For three-year-old males and up, the average winning figure of a maiden special weight is 76. Bottom-level maiden claimers for the same runners typically go in a 54. Bottom-level open claiming winners also typically run a 68. First-level allowance winners typically run an 82. High level allowance horses run around 89. Listed stakes caliber types are more likely to run around a 96, Grade 2 and 3 stakes are both around 97, and Grade 1s can be expected to go in the low 100s.

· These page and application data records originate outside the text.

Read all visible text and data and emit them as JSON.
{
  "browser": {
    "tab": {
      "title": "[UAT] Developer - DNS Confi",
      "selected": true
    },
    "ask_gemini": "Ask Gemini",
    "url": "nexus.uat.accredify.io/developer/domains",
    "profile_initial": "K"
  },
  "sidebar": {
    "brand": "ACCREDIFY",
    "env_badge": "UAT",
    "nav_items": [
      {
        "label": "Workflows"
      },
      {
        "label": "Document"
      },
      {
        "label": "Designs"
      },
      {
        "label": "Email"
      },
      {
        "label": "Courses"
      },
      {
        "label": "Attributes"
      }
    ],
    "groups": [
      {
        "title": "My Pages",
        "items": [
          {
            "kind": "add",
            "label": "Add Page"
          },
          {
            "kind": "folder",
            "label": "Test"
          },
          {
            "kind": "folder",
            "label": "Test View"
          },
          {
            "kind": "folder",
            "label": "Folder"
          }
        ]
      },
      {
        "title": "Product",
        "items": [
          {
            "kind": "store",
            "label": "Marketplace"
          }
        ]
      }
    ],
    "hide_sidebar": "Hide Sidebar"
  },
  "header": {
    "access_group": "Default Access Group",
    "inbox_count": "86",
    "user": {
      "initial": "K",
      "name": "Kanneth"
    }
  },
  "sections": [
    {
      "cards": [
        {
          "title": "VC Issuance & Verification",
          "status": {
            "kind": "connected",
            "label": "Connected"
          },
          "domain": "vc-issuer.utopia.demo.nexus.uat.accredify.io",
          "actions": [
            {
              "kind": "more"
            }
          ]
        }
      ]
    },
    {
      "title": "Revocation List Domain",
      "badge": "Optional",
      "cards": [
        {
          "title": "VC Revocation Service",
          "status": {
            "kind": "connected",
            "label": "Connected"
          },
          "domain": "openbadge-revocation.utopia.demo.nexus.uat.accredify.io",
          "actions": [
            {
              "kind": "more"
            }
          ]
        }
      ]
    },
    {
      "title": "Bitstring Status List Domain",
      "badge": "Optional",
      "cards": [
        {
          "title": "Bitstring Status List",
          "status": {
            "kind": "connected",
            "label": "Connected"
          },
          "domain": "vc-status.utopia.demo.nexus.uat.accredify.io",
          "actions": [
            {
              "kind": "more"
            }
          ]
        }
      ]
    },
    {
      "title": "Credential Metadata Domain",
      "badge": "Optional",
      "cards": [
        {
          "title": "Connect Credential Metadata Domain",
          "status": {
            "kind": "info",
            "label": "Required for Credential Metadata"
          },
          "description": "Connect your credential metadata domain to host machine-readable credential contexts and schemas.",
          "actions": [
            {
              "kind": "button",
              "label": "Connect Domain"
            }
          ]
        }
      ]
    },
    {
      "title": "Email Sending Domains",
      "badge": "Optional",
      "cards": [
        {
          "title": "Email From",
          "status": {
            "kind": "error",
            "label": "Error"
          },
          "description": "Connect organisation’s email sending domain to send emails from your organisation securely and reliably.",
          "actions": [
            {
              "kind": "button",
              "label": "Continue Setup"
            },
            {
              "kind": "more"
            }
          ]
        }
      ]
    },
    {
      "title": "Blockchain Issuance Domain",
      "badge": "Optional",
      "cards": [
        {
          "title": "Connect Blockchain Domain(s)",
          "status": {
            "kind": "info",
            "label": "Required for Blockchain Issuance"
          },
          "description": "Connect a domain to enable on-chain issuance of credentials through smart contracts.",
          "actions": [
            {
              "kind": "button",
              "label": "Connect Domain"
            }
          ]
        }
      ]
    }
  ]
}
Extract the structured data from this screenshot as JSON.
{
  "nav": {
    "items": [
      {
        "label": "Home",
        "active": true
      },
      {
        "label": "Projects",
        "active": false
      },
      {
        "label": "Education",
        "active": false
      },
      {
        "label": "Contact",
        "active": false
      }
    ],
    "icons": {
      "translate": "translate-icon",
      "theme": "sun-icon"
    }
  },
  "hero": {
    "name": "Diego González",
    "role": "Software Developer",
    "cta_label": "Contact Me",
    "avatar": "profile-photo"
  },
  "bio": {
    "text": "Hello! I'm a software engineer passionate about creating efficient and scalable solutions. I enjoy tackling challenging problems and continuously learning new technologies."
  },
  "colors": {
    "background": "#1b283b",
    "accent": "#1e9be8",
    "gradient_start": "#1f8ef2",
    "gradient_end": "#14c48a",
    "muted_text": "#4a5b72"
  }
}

As a general rule, you can adjust your pars down for fillies and mares (7 pts), Ontario-bred (9 pts), and on a sliding scale for younger three-year-olds and two-year-olds (the younger the runners, the slower the figures).
These come courtesy of STATS Race Lens power user – and my friend – Matt Vagvolgyi. Thank you, Matt!
It’s rare that you can find angles to produce a flat bet profit from a trainer that sends out that as many winners as Norm McKnight. And yet, in a large sample, when McKnight halters a runner who is projected to make the front in an all-weather sprint, that’s exactly what you get: a return of $1.05 on every dollar wagered.
There is a similar angle on the jockey side: Rafael Hernandez has an amazing mark when he’s riding the projected speed in an all-weather sprint. Heading into this year, these runners won at 33 percent and created a 19 percent return.
We noted above that Nicholas Nosowenko had strong numbers when it came to all-weather routes, but it’s worth calling out his particular success at one-mile-and-one-sixteenth: 30 percent winners and a 119 percent return per dollar.
This next one concerns an under-the-radar barn in synth routes. In the previous five years, with limited starters (18), Santino Di Paola won 17% of them and produced a near 200% ROI. The barn is off to a slow start in 2020 – 0 for 11 to start the meet – but has so far only had two starters going long on synth. I’m keeping an eye on this one.
Gail Cox was not called out above in our trainer stats section but her performance in Turf routes is very strong. Over the last five years, she’s won at 20% (10 for 50) and produced a 97% ROI.
The Woodbine website has a lot of great information, especially the Clocker Reports by Ernie Perri. There are also links to various analysts coverage of Woodbine. In addition to Ron Gierkink, who as noted above does a good job writing about Woodbine for Daily Racing Form, Doug McPherson is worth following. He writes about Woodbine for the Toronto Sun. Drew Coatney writes about Woodbine over at inthemoneypodcast.com and we usually discuss the Saturday Woodbine races (and provide other Woodbine content) on the In the Money Players’ Podcasts.